(Dataset rows for apps and sites)
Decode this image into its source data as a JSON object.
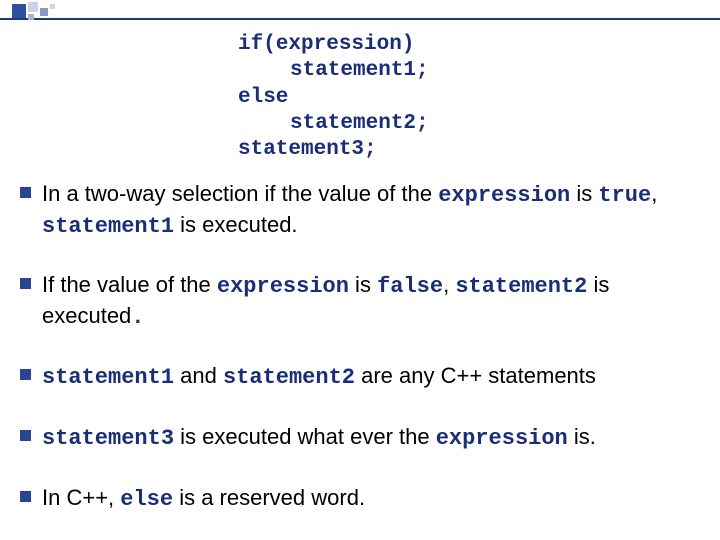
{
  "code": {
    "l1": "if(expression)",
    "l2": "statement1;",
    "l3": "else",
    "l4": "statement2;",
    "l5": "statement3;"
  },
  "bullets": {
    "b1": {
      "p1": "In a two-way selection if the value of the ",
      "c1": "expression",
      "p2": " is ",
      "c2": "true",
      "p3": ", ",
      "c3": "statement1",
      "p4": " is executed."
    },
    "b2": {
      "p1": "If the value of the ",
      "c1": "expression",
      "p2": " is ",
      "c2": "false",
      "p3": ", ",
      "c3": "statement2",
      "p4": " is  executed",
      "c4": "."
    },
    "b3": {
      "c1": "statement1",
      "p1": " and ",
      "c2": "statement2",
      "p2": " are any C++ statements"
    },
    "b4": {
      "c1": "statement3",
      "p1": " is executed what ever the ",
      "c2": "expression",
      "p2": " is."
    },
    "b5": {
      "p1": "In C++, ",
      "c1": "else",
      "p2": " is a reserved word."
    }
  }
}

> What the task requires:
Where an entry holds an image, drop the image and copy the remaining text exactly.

> Answer box:
Decode this image into its source data as a JSON object.
{
  "code": {
    "l1": "if(expression)",
    "l2": "statement1;",
    "l3": "else",
    "l4": "statement2;",
    "l5": "statement3;"
  },
  "bullets": {
    "b1": {
      "p1": "In a two-way selection if the value of the ",
      "c1": "expression",
      "p2": " is ",
      "c2": "true",
      "p3": ", ",
      "c3": "statement1",
      "p4": " is executed."
    },
    "b2": {
      "p1": "If the value of the ",
      "c1": "expression",
      "p2": " is ",
      "c2": "false",
      "p3": ", ",
      "c3": "statement2",
      "p4": " is  executed",
      "c4": "."
    },
    "b3": {
      "c1": "statement1",
      "p1": " and ",
      "c2": "statement2",
      "p2": " are any C++ statements"
    },
    "b4": {
      "c1": "statement3",
      "p1": " is executed what ever the ",
      "c2": "expression",
      "p2": " is."
    },
    "b5": {
      "p1": "In C++, ",
      "c1": "else",
      "p2": " is a reserved word."
    }
  }
}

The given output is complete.